Boduan Sanctuary’s first woodland burial (photos by Terry Mills)

Joanna Melville led the procession from the car park, playing a lament for her father, William Melville, on her flute. His achievements as an army engineer in World War II were among his proudest memories – achievements mentioned in dispatches (represented by the oak leaf on his memorial stone) and still remembered by his surviving colleagues.

The British Legion flag was carried before his coffin as a symbol of respect.

When we cleared the brambles before digging the grave, we discovered a tall Scots thistle – the perfect symbol for the Scotsman who was to be buried there.

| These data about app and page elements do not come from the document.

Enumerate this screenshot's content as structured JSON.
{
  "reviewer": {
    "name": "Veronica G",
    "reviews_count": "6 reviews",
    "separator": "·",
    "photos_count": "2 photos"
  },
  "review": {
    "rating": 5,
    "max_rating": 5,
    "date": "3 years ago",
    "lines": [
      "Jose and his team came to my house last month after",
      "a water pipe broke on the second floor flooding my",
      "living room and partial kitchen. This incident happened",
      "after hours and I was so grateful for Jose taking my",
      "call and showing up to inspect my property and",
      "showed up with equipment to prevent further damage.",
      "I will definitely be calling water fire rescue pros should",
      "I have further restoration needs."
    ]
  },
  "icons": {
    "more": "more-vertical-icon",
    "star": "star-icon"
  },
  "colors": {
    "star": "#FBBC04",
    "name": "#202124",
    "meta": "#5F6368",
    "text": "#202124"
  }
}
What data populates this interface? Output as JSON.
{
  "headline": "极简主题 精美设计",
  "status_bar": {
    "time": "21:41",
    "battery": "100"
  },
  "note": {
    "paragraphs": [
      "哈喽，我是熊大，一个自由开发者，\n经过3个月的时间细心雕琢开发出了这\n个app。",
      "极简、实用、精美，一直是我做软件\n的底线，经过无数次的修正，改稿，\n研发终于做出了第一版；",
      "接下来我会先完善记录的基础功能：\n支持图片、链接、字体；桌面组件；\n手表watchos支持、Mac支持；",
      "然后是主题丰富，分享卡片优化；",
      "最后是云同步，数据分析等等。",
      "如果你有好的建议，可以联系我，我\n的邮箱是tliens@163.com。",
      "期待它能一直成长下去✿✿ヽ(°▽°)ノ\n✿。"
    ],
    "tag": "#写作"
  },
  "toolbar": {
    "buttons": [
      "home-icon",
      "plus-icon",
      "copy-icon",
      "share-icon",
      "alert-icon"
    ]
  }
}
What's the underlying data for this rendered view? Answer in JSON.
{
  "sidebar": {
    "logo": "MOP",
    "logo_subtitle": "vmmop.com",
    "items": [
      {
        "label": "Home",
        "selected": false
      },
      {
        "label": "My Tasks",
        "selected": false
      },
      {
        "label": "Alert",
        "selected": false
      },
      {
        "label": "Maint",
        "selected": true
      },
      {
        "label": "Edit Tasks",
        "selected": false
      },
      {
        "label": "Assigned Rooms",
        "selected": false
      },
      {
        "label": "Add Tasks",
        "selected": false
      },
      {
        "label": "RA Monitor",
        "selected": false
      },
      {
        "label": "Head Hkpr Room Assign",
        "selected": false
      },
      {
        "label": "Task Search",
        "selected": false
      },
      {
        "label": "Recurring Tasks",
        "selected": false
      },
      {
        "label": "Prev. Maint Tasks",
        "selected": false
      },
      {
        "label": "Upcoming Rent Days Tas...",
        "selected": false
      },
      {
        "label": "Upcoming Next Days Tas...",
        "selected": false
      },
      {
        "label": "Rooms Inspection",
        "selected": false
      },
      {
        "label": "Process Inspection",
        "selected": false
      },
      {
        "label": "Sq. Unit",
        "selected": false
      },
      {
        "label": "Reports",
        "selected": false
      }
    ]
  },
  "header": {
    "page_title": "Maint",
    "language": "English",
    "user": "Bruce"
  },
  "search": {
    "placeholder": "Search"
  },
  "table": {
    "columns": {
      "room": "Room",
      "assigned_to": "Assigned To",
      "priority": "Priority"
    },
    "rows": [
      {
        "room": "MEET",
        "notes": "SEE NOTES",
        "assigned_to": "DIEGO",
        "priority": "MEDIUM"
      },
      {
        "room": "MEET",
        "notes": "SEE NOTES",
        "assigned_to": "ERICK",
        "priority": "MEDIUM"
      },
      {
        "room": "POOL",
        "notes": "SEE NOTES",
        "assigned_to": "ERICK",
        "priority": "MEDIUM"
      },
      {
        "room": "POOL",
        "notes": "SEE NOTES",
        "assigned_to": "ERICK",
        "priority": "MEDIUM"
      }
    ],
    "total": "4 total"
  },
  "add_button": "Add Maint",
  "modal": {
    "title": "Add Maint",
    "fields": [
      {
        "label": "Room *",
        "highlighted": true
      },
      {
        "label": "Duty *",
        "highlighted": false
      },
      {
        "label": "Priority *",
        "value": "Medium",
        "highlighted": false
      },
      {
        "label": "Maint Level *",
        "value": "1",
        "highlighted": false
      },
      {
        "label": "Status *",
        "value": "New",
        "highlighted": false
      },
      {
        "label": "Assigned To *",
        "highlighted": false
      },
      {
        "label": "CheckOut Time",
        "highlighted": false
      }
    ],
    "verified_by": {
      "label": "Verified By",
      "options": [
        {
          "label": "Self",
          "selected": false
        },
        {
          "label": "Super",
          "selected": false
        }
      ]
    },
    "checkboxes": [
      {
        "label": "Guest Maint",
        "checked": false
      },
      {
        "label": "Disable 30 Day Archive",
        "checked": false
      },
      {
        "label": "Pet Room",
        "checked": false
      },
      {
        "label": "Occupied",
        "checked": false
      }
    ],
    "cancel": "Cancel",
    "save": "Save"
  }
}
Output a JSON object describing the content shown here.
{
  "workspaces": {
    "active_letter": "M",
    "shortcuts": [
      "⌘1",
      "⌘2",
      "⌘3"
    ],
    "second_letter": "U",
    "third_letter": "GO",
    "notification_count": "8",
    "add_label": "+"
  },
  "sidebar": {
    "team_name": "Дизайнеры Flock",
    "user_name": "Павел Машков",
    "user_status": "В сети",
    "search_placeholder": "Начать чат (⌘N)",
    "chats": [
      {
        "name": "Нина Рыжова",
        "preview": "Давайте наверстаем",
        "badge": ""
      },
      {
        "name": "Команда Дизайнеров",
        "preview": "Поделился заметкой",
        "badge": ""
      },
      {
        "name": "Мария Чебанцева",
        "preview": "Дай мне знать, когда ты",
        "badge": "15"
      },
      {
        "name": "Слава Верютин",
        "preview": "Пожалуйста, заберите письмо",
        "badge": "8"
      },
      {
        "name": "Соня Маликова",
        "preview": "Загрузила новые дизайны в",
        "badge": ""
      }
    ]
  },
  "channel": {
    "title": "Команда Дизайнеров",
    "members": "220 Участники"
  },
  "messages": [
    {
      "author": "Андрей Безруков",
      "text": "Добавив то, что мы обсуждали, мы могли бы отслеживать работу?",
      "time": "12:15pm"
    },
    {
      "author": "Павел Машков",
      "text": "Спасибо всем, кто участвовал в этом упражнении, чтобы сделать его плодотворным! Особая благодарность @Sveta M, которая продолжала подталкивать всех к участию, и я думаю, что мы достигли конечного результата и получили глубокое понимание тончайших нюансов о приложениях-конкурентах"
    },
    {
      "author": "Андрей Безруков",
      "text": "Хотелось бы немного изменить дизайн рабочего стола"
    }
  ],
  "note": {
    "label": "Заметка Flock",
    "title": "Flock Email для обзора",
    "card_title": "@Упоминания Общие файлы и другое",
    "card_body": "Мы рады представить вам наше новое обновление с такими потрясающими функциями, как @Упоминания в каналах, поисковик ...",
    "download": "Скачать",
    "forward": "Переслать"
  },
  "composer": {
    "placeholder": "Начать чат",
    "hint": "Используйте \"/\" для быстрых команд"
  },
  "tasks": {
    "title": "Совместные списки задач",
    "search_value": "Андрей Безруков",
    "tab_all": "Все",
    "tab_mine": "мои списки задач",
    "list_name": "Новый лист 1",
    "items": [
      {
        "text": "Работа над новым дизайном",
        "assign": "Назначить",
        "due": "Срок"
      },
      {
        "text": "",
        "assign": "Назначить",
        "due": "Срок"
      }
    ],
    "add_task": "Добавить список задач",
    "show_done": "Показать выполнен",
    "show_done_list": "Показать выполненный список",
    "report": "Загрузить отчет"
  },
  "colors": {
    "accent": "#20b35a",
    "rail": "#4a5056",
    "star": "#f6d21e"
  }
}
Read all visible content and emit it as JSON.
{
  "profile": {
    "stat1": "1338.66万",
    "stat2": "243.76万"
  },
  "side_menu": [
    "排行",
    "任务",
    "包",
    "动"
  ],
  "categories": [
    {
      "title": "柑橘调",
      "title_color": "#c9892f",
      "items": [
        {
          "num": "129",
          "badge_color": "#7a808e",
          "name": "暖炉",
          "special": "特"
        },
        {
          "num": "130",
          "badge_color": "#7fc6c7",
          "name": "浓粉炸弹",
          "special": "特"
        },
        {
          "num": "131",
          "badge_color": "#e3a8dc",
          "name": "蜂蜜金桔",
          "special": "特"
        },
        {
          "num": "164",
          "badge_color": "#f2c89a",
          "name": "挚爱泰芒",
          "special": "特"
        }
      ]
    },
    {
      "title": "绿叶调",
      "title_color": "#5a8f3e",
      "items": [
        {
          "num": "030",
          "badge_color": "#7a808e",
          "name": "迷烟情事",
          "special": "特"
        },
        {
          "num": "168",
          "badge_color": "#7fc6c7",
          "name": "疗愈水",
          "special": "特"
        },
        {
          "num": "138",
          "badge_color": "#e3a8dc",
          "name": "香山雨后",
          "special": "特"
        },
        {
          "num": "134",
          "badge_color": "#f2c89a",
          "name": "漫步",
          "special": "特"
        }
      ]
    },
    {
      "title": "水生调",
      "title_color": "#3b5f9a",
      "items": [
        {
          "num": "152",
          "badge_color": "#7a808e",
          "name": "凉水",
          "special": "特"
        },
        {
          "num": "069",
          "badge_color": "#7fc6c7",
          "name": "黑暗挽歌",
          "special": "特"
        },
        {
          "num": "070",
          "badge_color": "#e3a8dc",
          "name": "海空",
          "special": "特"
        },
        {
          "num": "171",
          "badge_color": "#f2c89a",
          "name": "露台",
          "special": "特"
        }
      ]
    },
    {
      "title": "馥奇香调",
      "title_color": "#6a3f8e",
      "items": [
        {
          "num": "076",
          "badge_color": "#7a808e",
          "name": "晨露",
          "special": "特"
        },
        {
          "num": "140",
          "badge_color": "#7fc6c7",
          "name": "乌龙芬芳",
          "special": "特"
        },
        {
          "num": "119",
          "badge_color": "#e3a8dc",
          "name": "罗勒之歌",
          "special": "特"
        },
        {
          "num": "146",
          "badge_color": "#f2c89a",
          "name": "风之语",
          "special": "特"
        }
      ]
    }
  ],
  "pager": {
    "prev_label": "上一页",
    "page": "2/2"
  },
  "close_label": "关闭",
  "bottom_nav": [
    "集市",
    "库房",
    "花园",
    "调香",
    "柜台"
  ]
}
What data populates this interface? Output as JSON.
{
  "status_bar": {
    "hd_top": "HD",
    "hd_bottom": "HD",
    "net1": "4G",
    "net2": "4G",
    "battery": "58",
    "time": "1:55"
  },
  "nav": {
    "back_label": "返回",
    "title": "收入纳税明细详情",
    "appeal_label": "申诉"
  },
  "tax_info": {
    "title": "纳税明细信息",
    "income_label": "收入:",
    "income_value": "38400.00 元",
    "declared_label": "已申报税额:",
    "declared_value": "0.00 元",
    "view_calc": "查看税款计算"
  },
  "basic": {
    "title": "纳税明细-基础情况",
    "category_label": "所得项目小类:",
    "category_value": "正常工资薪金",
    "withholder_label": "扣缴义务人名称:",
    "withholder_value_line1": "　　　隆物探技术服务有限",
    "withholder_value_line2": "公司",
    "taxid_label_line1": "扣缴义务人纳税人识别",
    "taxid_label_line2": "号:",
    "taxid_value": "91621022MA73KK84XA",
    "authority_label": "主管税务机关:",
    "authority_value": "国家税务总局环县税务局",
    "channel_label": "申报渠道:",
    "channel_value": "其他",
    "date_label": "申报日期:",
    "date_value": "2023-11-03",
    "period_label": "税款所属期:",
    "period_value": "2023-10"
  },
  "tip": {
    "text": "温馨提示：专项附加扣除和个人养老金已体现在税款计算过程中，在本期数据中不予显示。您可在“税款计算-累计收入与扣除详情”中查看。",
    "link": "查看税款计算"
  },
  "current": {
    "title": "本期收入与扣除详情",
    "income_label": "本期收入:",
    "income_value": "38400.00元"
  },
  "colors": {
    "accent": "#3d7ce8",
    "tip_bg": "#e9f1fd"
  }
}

The procession arrives at the spot selected for Bill’s burial.

An informal celebration of a special life. Bill disliked formality but he loved music; so we sang the songs he used to sing when we, his daughters, were children.

Sharing memories of a man we loved: the final goodbye.

He asked to be buried in a simple pine box; this was made by a local craftsman. We covered the coffin with a REME flag, on which we placed his medals and army beret.

A wild rose at his head, a rowan tree at his feet.

Bill loved birds; they will sing for him here.

The mourners leave the grave site.

Wildflowers planted and watered, they will spread across the glade.

A peaceful resting place.

More will be added later – we continue to tend this woodland garden, transplanting the bluebells and violets that push through the paths.

Bill’s simple headstone is made of local slate.

The yellow poppies represent his enduring love of Wales.

The last to leave the grave

Bill’s dog Shiela. She died a year later and has been buried near her master.